When was your last full night of deep, unbroken sleep? If you’re lucky, your answer to this question, which comes near the beginning of Karen Russell’s novella Sleep Donation, will be a prompt “last night.” It’s more likely, though, considering that the Centers for Disease Control have declared insufficient sleep a health epidemic, that your answer is not last night, not even last week. It’s likely that you’re so sleep-deprived, in fact, that you can barely remember your own address, let alone the last time you slept enough to wake up feeling rested and refreshed. Which is why, for most of us, Sleep Donation will read like a horror story.
In Sleep Donation, Russell ’06SOA imagines a world in which the insomnia epidemic has turned fatal. It’s the near future, and thousands of Americans have permanently lost the ability to sleep. The landscape is dotted with Night Worlds, carnival-like encampments where the sleepless spend their restless nights. Insomniacs stare from moonlit windows with “pink-spoked eyeballs.” Emergency rooms turn away the chronically sleep-deprived, sending them home “to twist in exile on their mattresses.” The only treatment is a sleep donation, an infusion of sleep harvested from the dreams of a healthy person. But demand far outstrips supply. Soon, the scientists predict, “sleep will go extinct. And eventually, unless we can find some way to synthesize it, so will we.”
It is easy to get so taken by Russell’s spooky-accurate description of what lack of sleep can do to a body, and a country, that Sleep Donation starts to feel like speculative journalism. There’s far more to this slim book, though. Trish, the narrator, lost her sister to insomnia and now works for a sleep center called Slumber Corps, cold-calling potential sleep donors. Her special gift is reliving her sister’s death with fresh, raw grief each time, “evergreen … a pure shock, the freshest outrage.” The performance is superbly effective at eliciting donations, but at what cost?
Though Russell meticulously describes the intricacies of the epidemic and the protocol for donating sleep, she stops short of detailing what, exactly, is being taken from a donor when he or she lies down on the “catch-cot” for a “draw.” She tells us just enough that we know there’s something unmistakably unsavory about the process, which feels like a more fundamental invasion of privacy than giving blood or even donating an organ. There is the sense of an ethical breach — otherwise, why would Trish have to turn on the waterworks to recruit donors? Taking someone’s dreams feels dirty, like spying on someone in the shower, even if they’ll never know you looked.

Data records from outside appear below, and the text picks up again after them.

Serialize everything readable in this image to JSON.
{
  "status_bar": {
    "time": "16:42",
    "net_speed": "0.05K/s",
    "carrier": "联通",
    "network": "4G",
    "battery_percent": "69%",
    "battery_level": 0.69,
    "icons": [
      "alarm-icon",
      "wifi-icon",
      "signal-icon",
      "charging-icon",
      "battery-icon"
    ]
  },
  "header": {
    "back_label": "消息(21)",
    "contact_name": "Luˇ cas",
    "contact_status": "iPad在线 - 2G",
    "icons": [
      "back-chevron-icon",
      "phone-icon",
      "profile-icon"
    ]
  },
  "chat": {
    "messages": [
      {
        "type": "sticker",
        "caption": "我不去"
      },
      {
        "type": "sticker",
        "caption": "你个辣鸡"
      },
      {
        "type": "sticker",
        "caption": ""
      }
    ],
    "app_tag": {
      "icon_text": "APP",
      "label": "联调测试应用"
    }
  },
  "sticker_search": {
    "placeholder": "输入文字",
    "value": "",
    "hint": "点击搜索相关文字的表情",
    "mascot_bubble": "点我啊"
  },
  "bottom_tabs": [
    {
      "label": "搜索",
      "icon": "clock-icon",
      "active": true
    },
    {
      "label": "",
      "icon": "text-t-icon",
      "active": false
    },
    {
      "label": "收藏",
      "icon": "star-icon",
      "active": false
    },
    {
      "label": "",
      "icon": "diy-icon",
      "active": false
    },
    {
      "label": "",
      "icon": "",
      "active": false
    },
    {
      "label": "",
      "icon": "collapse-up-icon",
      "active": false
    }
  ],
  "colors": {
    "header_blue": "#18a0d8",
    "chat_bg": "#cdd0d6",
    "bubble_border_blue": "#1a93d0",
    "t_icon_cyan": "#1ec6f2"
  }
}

As in Russell’s previous books, Swamplandia! and St. Lucy’s Home for Girls Raised by Wolves, everything feels a bit off, suggesting that humanity has fallen out of sync with the planet’s natural rhythms. In Sleep Donation, “time itself will soon become an anachronism.” Even the fleshy white flowers outside a donor’s house are freakish in their abundance, while the trees seem “to have too many limbs, mutating away from the rooftops in a silent, wild freedom.” The sense of impending annihilation pulses throughout the book; insomniacs describe the final throes of their condition as their Last Day, evoking religious cults and doomsday prophecies.

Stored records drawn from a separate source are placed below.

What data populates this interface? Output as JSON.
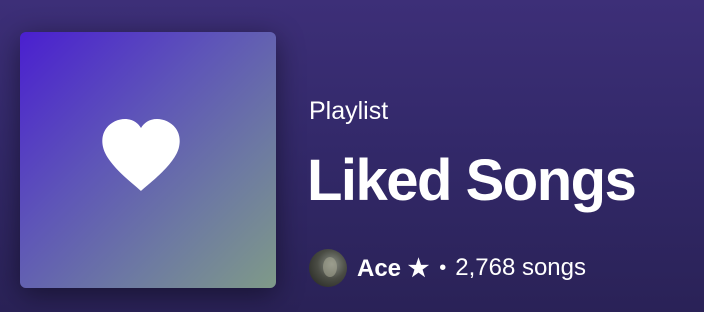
{
  "playlist": {
    "type_label": "Playlist",
    "title": "Liked Songs",
    "owner": "Ace ★",
    "separator": "•",
    "song_count": "2,768 songs",
    "cover_icon": "heart-icon",
    "avatar_icon": "user-avatar"
  },
  "colors": {
    "background": "#3d2f78",
    "cover_gradient_start": "#4a1fd0",
    "cover_gradient_end": "#7f9a88",
    "text": "#ffffff"
  }
}
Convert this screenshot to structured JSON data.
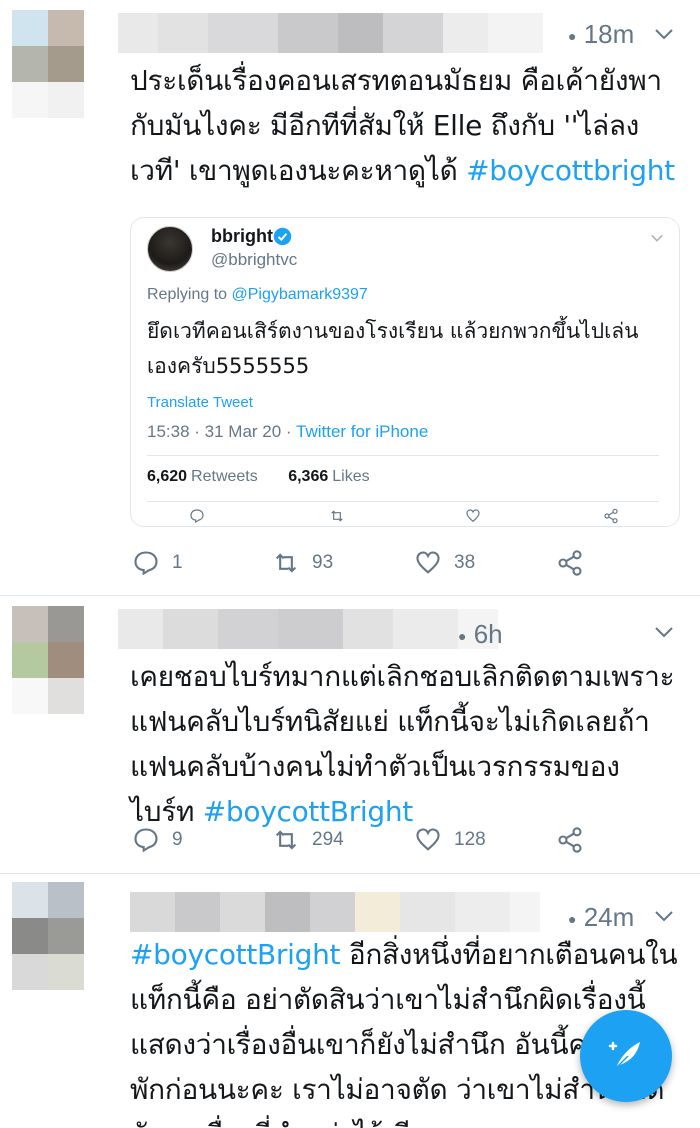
{
  "tweets": [
    {
      "time": "18m",
      "text_parts": [
        "ประเด็นเรื่องคอนเสรทตอนมัธยม คือเค้ายังพากับมันไงคะ มีอีกทีที่สัมให้ Elle ถึงกับ ''ไล่ลงเวที' เขาพูดเองนะคะหาดูได้ ",
        "#boycottbright"
      ],
      "replies": "1",
      "retweets": "93",
      "likes": "38",
      "quoted": {
        "name": "bbright",
        "handle": "@bbrightvc",
        "replying_label": "Replying to ",
        "replying_to": "@Pigybamark9397",
        "text": "ยึดเวทีคอนเสิร์ตงานของโรงเรียน แล้วยกพวกขึ้นไปเล่นเองครับ5555555",
        "translate": "Translate Tweet",
        "timestamp": "15:38 · 31 Mar 20 · ",
        "source": "Twitter for iPhone",
        "retweet_count": "6,620",
        "retweet_label": "Retweets",
        "like_count": "6,366",
        "like_label": "Likes"
      }
    },
    {
      "time": "6h",
      "text_parts": [
        "เคยชอบไบร์ทมากแต่เลิกชอบเลิกติดตามเพราะแฟนคลับไบร์ทนิสัยแย่ แท็กนี้จะไม่เกิดเลยถ้าแฟนคลับบ้างคนไม่ทำตัวเป็นเวรกรรมของไบร์ท ",
        "#boycottBright"
      ],
      "replies": "9",
      "retweets": "294",
      "likes": "128"
    },
    {
      "time": "24m",
      "text_parts": [
        "#boycottBright",
        " อีกสิ่งหนึ่งที่อยากเตือนคนในแท็กนี้คือ อย่าตัดสินว่าเขาไม่สำนึกผิดเรื่องนี้ แสดงว่าเรื่องอื่นเขาก็ยังไม่สำนึก อันนี้คงต้องพักก่อนนะคะ เราไม่อาจตัด ว่าเขาไม่สำนึกผิดกับทุกเรื่องที่ทำแย่ๆไว้เพียง"
      ]
    }
  ],
  "colors": {
    "accent": "#1da1f2",
    "text": "#14171a",
    "muted": "#657786",
    "border": "#e1e8ed"
  },
  "icons": [
    "reply-icon",
    "retweet-icon",
    "like-icon",
    "share-icon",
    "chevron-down-icon",
    "verified-icon",
    "compose-tweet-icon"
  ]
}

At the same time, Russell leavens the apocalyptic with the familiar. The homeyness of the details — a donor’s “brown sedan with faded turquoise doors,” a tired new father “with his house-musk of baby powder and Old Spice” who looks, when he burps his baby, like “a gentle, enormous beaver” — keeps the story grounded in reality. A family dresses their daughter in frilly dresses for her sleep donations, and you don’t think, Wait a minute, exactly how is the machine supposed to be capturing the little girl’s dreams? You think, Of course the parents put her in her Sunday best for this important event, despite the fact that she will snooze right through it.

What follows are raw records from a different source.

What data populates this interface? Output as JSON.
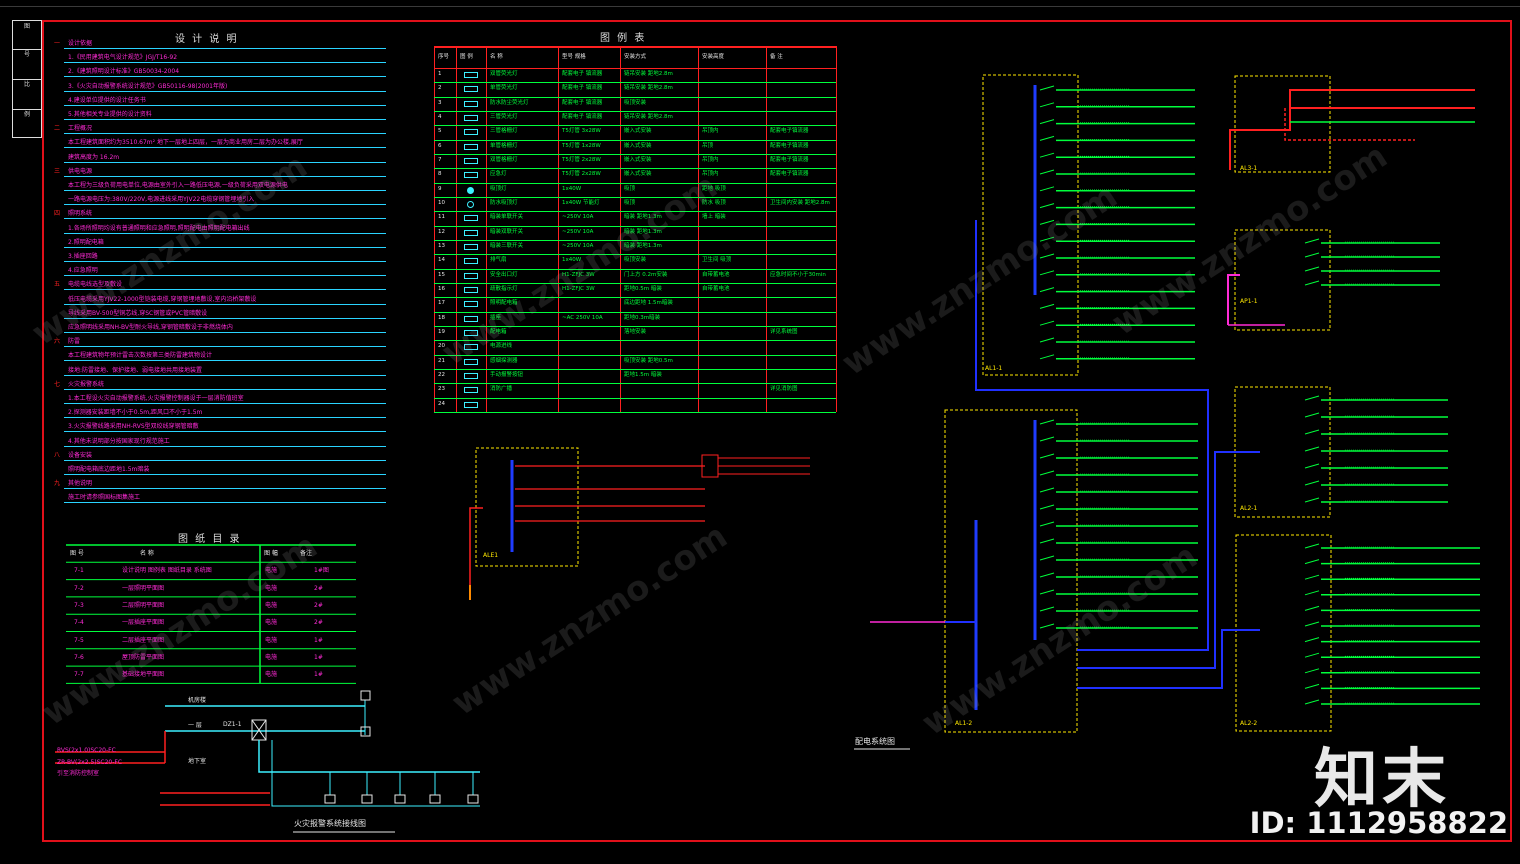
{
  "title_block": {
    "cells": [
      "图",
      "号",
      "比",
      "例"
    ]
  },
  "design_notes": {
    "title": "设 计 说 明",
    "numbers": [
      "一",
      "二",
      "三",
      "四",
      "五",
      "六",
      "七",
      "八",
      "九"
    ],
    "lines": [
      {
        "text": "设计依据",
        "color": "mag"
      },
      {
        "text": "1.《民用建筑电气设计规范》JGJ/T16-92",
        "color": "mag"
      },
      {
        "text": "2.《建筑照明设计标准》GB50034-2004",
        "color": "mag"
      },
      {
        "text": "3.《火灾自动报警系统设计规范》GB50116-98(2001年版)",
        "color": "mag"
      },
      {
        "text": "4.建设单位提供的设计任务书",
        "color": "mag"
      },
      {
        "text": "5.其他相关专业提供的设计资料",
        "color": "mag"
      },
      {
        "text": "工程概况",
        "color": "mag"
      },
      {
        "text": "本工程建筑面积约为3510.67m² 地下一层地上四层，一层为商业用房二层为办公楼,展厅",
        "color": "mag"
      },
      {
        "text": "建筑高度为 16.2m",
        "color": "mag"
      },
      {
        "text": "供电电源",
        "color": "mag"
      },
      {
        "text": "本工程为三级负荷用电单位,电源由室外引入一路低压电源,一级负荷采用双电源供电",
        "color": "mag"
      },
      {
        "text": "一路电源电压为:380V/220V,电源进线采用YJV22电缆穿钢管埋地引入",
        "color": "mag"
      },
      {
        "text": "照明系统",
        "color": "mag"
      },
      {
        "text": "1.各场所照明均设有普通照明和应急照明,照明配电由照明配电箱出线",
        "color": "mag"
      },
      {
        "text": "2.照明配电箱",
        "color": "mag"
      },
      {
        "text": "3.插座回路",
        "color": "mag"
      },
      {
        "text": "4.应急照明",
        "color": "mag"
      },
      {
        "text": "电缆电线选型及敷设",
        "color": "mag"
      },
      {
        "text": "低压电缆采用YJV22-1000型铠装电缆,穿钢管埋地敷设,室内沿桥架敷设",
        "color": "mag"
      },
      {
        "text": "导线采用BV-500型铜芯线,穿SC钢管或PVC管暗敷设",
        "color": "mag"
      },
      {
        "text": "应急照明线采用NH-BV型耐火导线,穿钢管暗敷设于非燃烧体内",
        "color": "mag"
      },
      {
        "text": "防雷",
        "color": "mag"
      },
      {
        "text": "本工程建筑物年预计雷击次数按第三类防雷建筑物设计",
        "color": "mag"
      },
      {
        "text": "接地:防雷接地、保护接地、弱电接地共用接地装置",
        "color": "mag"
      },
      {
        "text": "火灾报警系统",
        "color": "mag"
      },
      {
        "text": "1.本工程设火灾自动报警系统,火灾报警控制器设于一层消防值班室",
        "color": "mag"
      },
      {
        "text": "2.探测器安装距墙不小于0.5m,距风口不小于1.5m",
        "color": "mag"
      },
      {
        "text": "3.火灾报警线路采用NH-RVS型双绞线穿钢管暗敷",
        "color": "mag"
      },
      {
        "text": "4.其他未说明部分按国家现行规范施工",
        "color": "mag"
      },
      {
        "text": "设备安装",
        "color": "mag"
      },
      {
        "text": "照明配电箱底边距地1.5m暗装",
        "color": "mag"
      },
      {
        "text": "其他说明",
        "color": "mag"
      },
      {
        "text": "施工时请参照国标图集施工",
        "color": "mag"
      }
    ]
  },
  "drawing_list": {
    "title": "图 纸 目 录",
    "headers": [
      "图 号",
      "名 称",
      "图 幅",
      "备注"
    ],
    "rows": [
      [
        "7-1",
        "设计说明 图例表 图纸目录 系统图",
        "电施",
        "1#图"
      ],
      [
        "7-2",
        "一层照明平面图",
        "电施",
        "2#"
      ],
      [
        "7-3",
        "二层照明平面图",
        "电施",
        "2#"
      ],
      [
        "7-4",
        "一层插座平面图",
        "电施",
        "2#"
      ],
      [
        "7-5",
        "二层插座平面图",
        "电施",
        "1#"
      ],
      [
        "7-6",
        "屋顶防雷平面图",
        "电施",
        "1#"
      ],
      [
        "7-7",
        "基础接地平面图",
        "电施",
        "1#"
      ]
    ]
  },
  "legend_table": {
    "title": "图 例 表",
    "headers": [
      "序号",
      "图 例",
      "名 称",
      "型号 规格",
      "安装方式",
      "安装高度",
      "备 注"
    ],
    "rows": [
      [
        "1",
        "",
        "双管荧光灯",
        "配套电子 镇流器",
        "链吊安装 距地2.8m",
        "",
        ""
      ],
      [
        "2",
        "",
        "单管荧光灯",
        "配套电子 镇流器",
        "链吊安装 距地2.8m",
        "",
        ""
      ],
      [
        "3",
        "",
        "防水防尘荧光灯",
        "配套电子 镇流器",
        "吸顶安装",
        "",
        ""
      ],
      [
        "4",
        "",
        "三管荧光灯",
        "配套电子 镇流器",
        "链吊安装 距地2.8m",
        "",
        ""
      ],
      [
        "5",
        "",
        "三管格栅灯",
        "T5灯管 3x28W",
        "嵌入式安装",
        "吊顶内",
        "配套电子镇流器"
      ],
      [
        "6",
        "",
        "单管格栅灯",
        "T5灯管 1x28W",
        "嵌入式安装",
        "吊顶",
        "配套电子镇流器"
      ],
      [
        "7",
        "",
        "双管格栅灯",
        "T5灯管 2x28W",
        "嵌入式安装",
        "吊顶内",
        "配套电子镇流器"
      ],
      [
        "8",
        "",
        "应急灯",
        "T5灯管 2x28W",
        "嵌入式安装",
        "吊顶内",
        "配套电子镇流器"
      ],
      [
        "9",
        "",
        "吸顶灯",
        "1x40W",
        "吸顶",
        "距地 吸顶",
        ""
      ],
      [
        "10",
        "",
        "防水吸顶灯",
        "1x40W 节能灯",
        "吸顶",
        "防水 吸顶",
        "卫生间内安装 距地2.8m"
      ],
      [
        "11",
        "",
        "暗装单联开关",
        "~250V 10A",
        "暗装 距地1.3m",
        "墙上 暗装",
        ""
      ],
      [
        "12",
        "",
        "暗装双联开关",
        "~250V 10A",
        "暗装 距地1.3m",
        "",
        ""
      ],
      [
        "13",
        "",
        "暗装三联开关",
        "~250V 10A",
        "暗装 距地1.3m",
        "",
        ""
      ],
      [
        "14",
        "",
        "排气扇",
        "1x40W",
        "吸顶安装",
        "卫生间 吸顶",
        ""
      ],
      [
        "15",
        "",
        "安全出口灯",
        "H1-ZFJC 3W",
        "门上方 0.2m安装",
        "自带蓄电池",
        "应急时间不小于30min"
      ],
      [
        "16",
        "",
        "疏散指示灯",
        "H1-ZFJC 3W",
        "距地0.5m 暗装",
        "自带蓄电池",
        ""
      ],
      [
        "17",
        "",
        "照明配电箱",
        "",
        "底边距地 1.5m暗装",
        "",
        ""
      ],
      [
        "18",
        "",
        "插座",
        "~AC 250V 10A",
        "距地0.3m暗装",
        "",
        ""
      ],
      [
        "19",
        "",
        "配电箱",
        "",
        "落地安装",
        "",
        "详见系统图"
      ],
      [
        "20",
        "",
        "电源进线",
        "",
        "",
        "",
        ""
      ],
      [
        "21",
        "",
        "感烟探测器",
        "",
        "吸顶安装 距地0.5m",
        "",
        ""
      ],
      [
        "22",
        "",
        "手动报警按钮",
        "",
        "距地1.5m 暗装",
        "",
        ""
      ],
      [
        "23",
        "",
        "消防广播",
        "",
        "",
        "",
        "详见消防图"
      ],
      [
        "24",
        "",
        "",
        "",
        "",
        "",
        ""
      ]
    ]
  },
  "fire_alarm": {
    "title": "火灾报警系统接线图",
    "labels": [
      "机房楼",
      "一 层",
      "DZ1-1",
      "地下室",
      "RVS(2x1.0)SC20-FC",
      "ZR-BV(2x2.5)SC20-FC",
      "引至消防控制室"
    ]
  },
  "distribution": {
    "title": "配电系统图",
    "boxes": [
      "ALE1",
      "AL1-1",
      "AL1-2",
      "AL2-1",
      "AL2-2",
      "AL3-1",
      "AP1-1"
    ]
  },
  "watermark": {
    "brand": "知末",
    "id": "ID: 1112958822",
    "site": "www.znzmo.com"
  }
}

Storytelling is at the heart of Sleep Donation: the story Trish tells potential donors about her sister’s death; the story Trish’s bosses tell her to convince her to keep doing her job; the story she tells herself about them, to quell her doubts. There are the stories insomniacs tell one another to pass the sleepless hours at the Night Worlds. In many ways, the entire novella functions as a sort of twisted bedtime story, something children might tell each other to scare themselves into staying awake. It seems more than coincidental that Sleep Donation, is the first title published by Atavist Books, is being released exclusively for e-readers and phones. The rise of insomnia has been linked to the proliferation of electronic devices, and as you lie in bed reading Sleep Donation, your phone casting a sterile little cone of light in an otherwise darkened bedroom, you can’t help feeling that you’re pushing your luck. You really should turn off the phone and get some sleep, while you still can.